Is your workplace like a restaurant? You might think not, but it certainly shares one very important characteristic – it needs to please consumers.
Industry watchers say today’s employees are behaving more and more like consumers, complete with individual needs and demands. And with talent in short supply globally, workplace leaders need to keep employees happy – or face losing them.
What do workplaces and restaurants have in common?
“Businesses must treat talent in the same way they’d treat a customer by finding ways to differentiate themselves.” Fortune
Restaurants use a sophisticated range of digital tools and data analysis methods to understand their customers, so they can offer them a service personalized with pinpoint accuracy, building loyalty and engagement.
Savvy workplace managers are now taking tips from their book to personalize the employee experience and retain their best workers. These include:
- Data capture and analysis
- Building a seamless environment
- Individual treatment
- Two-way communication
- Reward and recognition.
Hybrid working solutions including meeting room management systems and hot desking software integrate with sensors to give managers real-time information on how their workspace is being used.
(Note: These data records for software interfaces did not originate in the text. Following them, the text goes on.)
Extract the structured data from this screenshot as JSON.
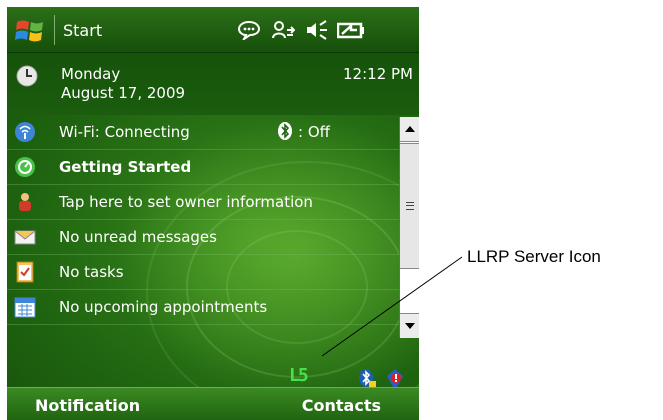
{
  "titlebar": {
    "start_label": "Start",
    "tray_icons": [
      "connectivity-icon",
      "activesync-icon",
      "volume-mute-icon",
      "battery-icon"
    ]
  },
  "today": {
    "day": "Monday",
    "date": "August 17, 2009",
    "time": "12:12 PM"
  },
  "items": [
    {
      "icon": "wifi-icon",
      "label": "Wi-Fi: Connecting",
      "bluetooth_label": ": Off"
    },
    {
      "icon": "getting-started-icon",
      "label": "Getting Started"
    },
    {
      "icon": "owner-icon",
      "label": "Tap here to set owner information"
    },
    {
      "icon": "mail-icon",
      "label": "No unread messages"
    },
    {
      "icon": "tasks-icon",
      "label": "No tasks"
    },
    {
      "icon": "calendar-icon",
      "label": "No upcoming appointments"
    }
  ],
  "status_tray": {
    "llrp_glyph": "L5",
    "icons": [
      "llrp-server-icon",
      "bluetooth-tray-icon",
      "battery-warning-icon"
    ]
  },
  "softkeys": {
    "left": "Notification",
    "right": "Contacts"
  },
  "callout": {
    "label": "LLRP Server Icon"
  },
  "colors": {
    "background_green": "#1f6410",
    "accent_green": "#49e04a"
  }
}
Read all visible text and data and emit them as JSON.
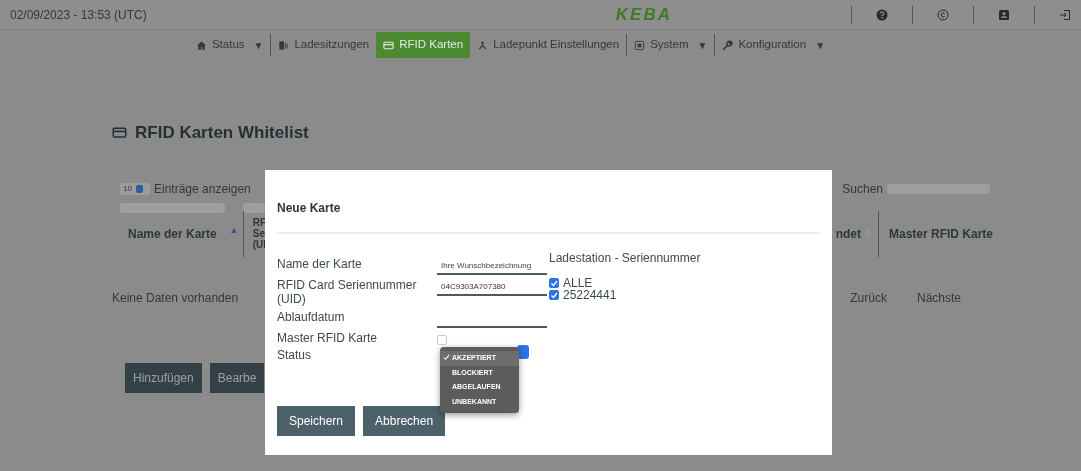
{
  "top_bar": {
    "datetime": "02/09/2023 - 13:53 (UTC)",
    "logo": "KEBA"
  },
  "nav": [
    {
      "label": "Status",
      "caret": "▼",
      "selected": false
    },
    {
      "label": "Ladesitzungen",
      "selected": false
    },
    {
      "label": "RFID Karten",
      "selected": true
    },
    {
      "label": "Ladepunkt Einstellungen",
      "selected": false
    },
    {
      "label": "System",
      "caret": "▼",
      "selected": false
    },
    {
      "label": "Konfiguration",
      "caret": "▼",
      "selected": false
    }
  ],
  "page": {
    "title": "RFID Karten Whitelist",
    "length_select": "10",
    "length_label": "Einträge anzeigen",
    "search_label": "Suchen",
    "columns_left": [
      "Name der Karte",
      "RF Se (UI"
    ],
    "columns_right": [
      "ndet",
      "Master RFID Karte"
    ],
    "empty_text": "Keine Daten vorhanden",
    "pagination": [
      "Zurück",
      "Nächste"
    ],
    "buttons": [
      "Hinzufügen",
      "Bearbe"
    ]
  },
  "dialog": {
    "title": "Neue Karte",
    "fields": [
      {
        "label": "Name der Karte",
        "kind": "text",
        "placeholder": "Ihre Wunschbezeichnung"
      },
      {
        "label": "RFID Card Seriennummer (UID)",
        "kind": "text",
        "value": "04C9303A707380"
      },
      {
        "label": "Ablaufdatum",
        "kind": "text"
      },
      {
        "label": "Master RFID Karte",
        "kind": "checkbox",
        "checked": false
      },
      {
        "label": "Status",
        "kind": "select"
      }
    ],
    "stations_label": "Ladestation - Seriennummer",
    "stations": [
      {
        "label": "ALLE",
        "checked": true
      },
      {
        "label": "25224441",
        "checked": true
      }
    ],
    "status_options": [
      {
        "label": "AKZEPTIERT",
        "selected": true
      },
      {
        "label": "BLOCKIERT",
        "selected": false
      },
      {
        "label": "ABGELAUFEN",
        "selected": false
      },
      {
        "label": "UNBEKANNT",
        "selected": false
      }
    ],
    "buttons": [
      "Speichern",
      "Abbrechen"
    ]
  }
}
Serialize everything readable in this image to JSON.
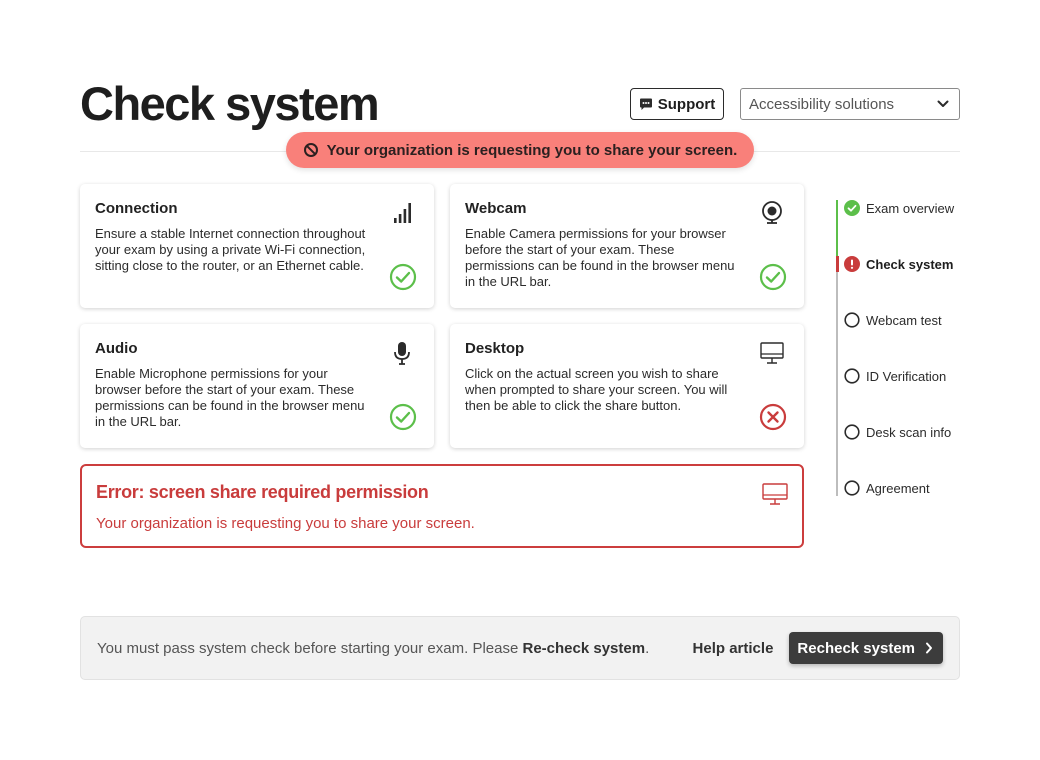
{
  "header": {
    "title": "Check system",
    "support_label": "Support",
    "accessibility_value": "Accessibility solutions"
  },
  "toast": {
    "message": "Your organization is requesting you to share your screen."
  },
  "checks": [
    {
      "title": "Connection",
      "description": "Ensure a stable Internet connection throughout your exam by using a private Wi-Fi connection, sitting close to the router, or an Ethernet cable.",
      "icon": "signal-icon",
      "status": "pass"
    },
    {
      "title": "Webcam",
      "description": "Enable Camera permissions for your browser before the start of your exam. These permissions can be found in the browser menu in the URL bar.",
      "icon": "webcam-icon",
      "status": "pass"
    },
    {
      "title": "Audio",
      "description": "Enable Microphone permissions for your browser before the start of your exam. These permissions can be found in the browser menu in the URL bar.",
      "icon": "microphone-icon",
      "status": "pass"
    },
    {
      "title": "Desktop",
      "description": "Click on the actual screen you wish to share when prompted to share your screen. You will then be able to click the share button.",
      "icon": "desktop-icon",
      "status": "fail"
    }
  ],
  "error": {
    "title": "Error: screen share required permission",
    "message": "Your organization is requesting you to share your screen."
  },
  "steps": [
    {
      "label": "Exam overview",
      "state": "complete"
    },
    {
      "label": "Check system",
      "state": "error"
    },
    {
      "label": "Webcam test",
      "state": "pending"
    },
    {
      "label": "ID Verification",
      "state": "pending"
    },
    {
      "label": "Desk scan info",
      "state": "pending"
    },
    {
      "label": "Agreement",
      "state": "pending"
    }
  ],
  "footer": {
    "message_prefix": "You must pass system check before starting your exam. Please ",
    "message_bold": "Re-check system",
    "message_suffix": ".",
    "help_label": "Help article",
    "recheck_label": "Recheck system"
  },
  "colors": {
    "success": "#5cbf4a",
    "error": "#c93c3c",
    "toast_bg": "#f9807a",
    "button_dark": "#3c3c3c"
  }
}
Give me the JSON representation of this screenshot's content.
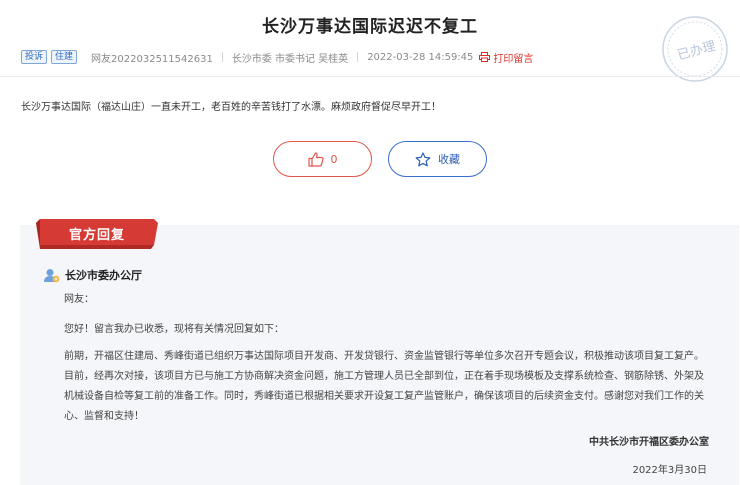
{
  "page_title": "长沙万事达国际迟迟不复工",
  "meta": {
    "tags": [
      "投诉",
      "住建"
    ],
    "user": "网友2022032511542631",
    "recipient": "长沙市委 市委书记 吴桂英",
    "timestamp": "2022-03-28 14:59:45",
    "print_label": "打印留言"
  },
  "stamp": {
    "text": "已办理"
  },
  "message": "长沙万事达国际（福达山庄）一直未开工，老百姓的辛苦钱打了水漂。麻烦政府督促尽早开工！",
  "actions": {
    "like_count": "0",
    "favorite_label": "收藏"
  },
  "reply": {
    "ribbon_label": "官方回复",
    "department": "长沙市委办公厅",
    "greeting": "网友：",
    "intro": "您好！留言我办已收悉，现将有关情况回复如下：",
    "body": "前期，开福区住建局、秀峰街道已组织万事达国际项目开发商、开发贷银行、资金监管银行等单位多次召开专题会议，积极推动该项目复工复产。目前，经再次对接，该项目方已与施工方协商解决资金问题，施工方管理人员已全部到位，正在着手现场模板及支撑系统检查、钢筋除锈、外架及机械设备自检等复工前的准备工作。同时，秀峰街道已根据相关要求开设复工复产监管账户，确保该项目的后续资金支付。感谢您对我们工作的关心、监督和支持！",
    "signature": "中共长沙市开福区委办公室",
    "date": "2022年3月30日"
  },
  "colors": {
    "accent_red": "#d7312e",
    "accent_blue": "#2d5eb8",
    "reply_bg": "#f4f6f9"
  }
}
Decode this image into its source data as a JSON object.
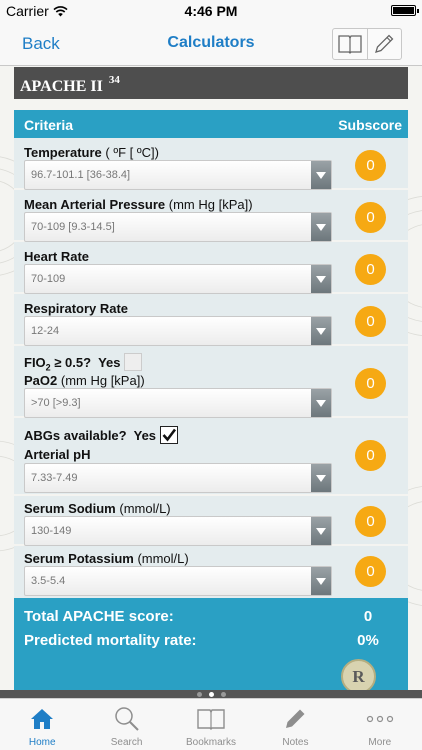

This allows leaders, hand in hand with HR and IT, to design and repurpose space so it fits perfectly with the way their people are working on a daily basis. For example, static meeting rooms may be repurposed as drop-in collaborations spaces.
This flexible and responsive space also needs to be available when people want it, so workspace management technology makes it possible for employees to find and book the desk or room they need on a mobile app – a little like the online restaurant booking that is now highly popular.
Tailoring with technology
Workspace scheduling apps like Rendezvous by NFS allow employees to customize workspace to their own individual preferences. For example, there’s a colleague search facility so they can make sure the people they need for collaboration are the office at the same time as then.
They can also specify details of where they want to work – a quiet space, for instance. It makes coming to the office a far more attractive option.
The hybrid working world has been shown to cause some problems with staff engagement, and this is another area where managers can take tips from restaurants. They encourage two-way communication using techniques including social media and emails; scheduling meetings and gaining feedback in the office becomes far easier with the right technology.
Recent surveys have shown that different generations in the workplace can be encouraged to come to the office in different ways.
For Gen Z, for instance, hybrid working is important, but they also highly value the support, training, mentoring and friendship that they get from face-to-face office working. And 14% admit that they are attracted by office perks such as free snacks or lunches. (Randstad).
Rewards of this kind are very much a restaurant trend; loyal customers will be given offers and freebies not only to thank them for their custom, but also to draw them back for a further visit.
PwC says many hybrid working organizations are reviewing their entire approach to reward and its alignment with the employee value proposition:
“We’ll start to see reward connecting into other areas of HR – learning, resourcing, wellbeing and even sustainability. Individuals could be able to transfer their bonus into a learning budget for example, or trade benefits on a real-time basis.
“We like the idea of the Reward Passport – which gives individuals a draw-down account for areas like wellbeing spend, training and travel to the office for remote workers.”
As employees continue to morph into consumers of the workplace, their managers need to respond appropriately to make sure that recruitment and retention do not become an issue.
Technology, with its powerful ability to monitor, report and analyse, is an invaluable aid in staying ahead of the curve and satisfying the individual needs of each and every member of staff.
As Forbes puts it: “A natural progression for savvy companies that subscribe to the mantra, ‘people are our greatest asset,’ is translating their customer-focused approach to their workforce by taking care of their people and treating them like customers. This helps to create employees for life.”
Employees for life – that’s really something worth aiming for, isn’t it?
Discover more about the employees-as-consumers trend and what you need to do about it now: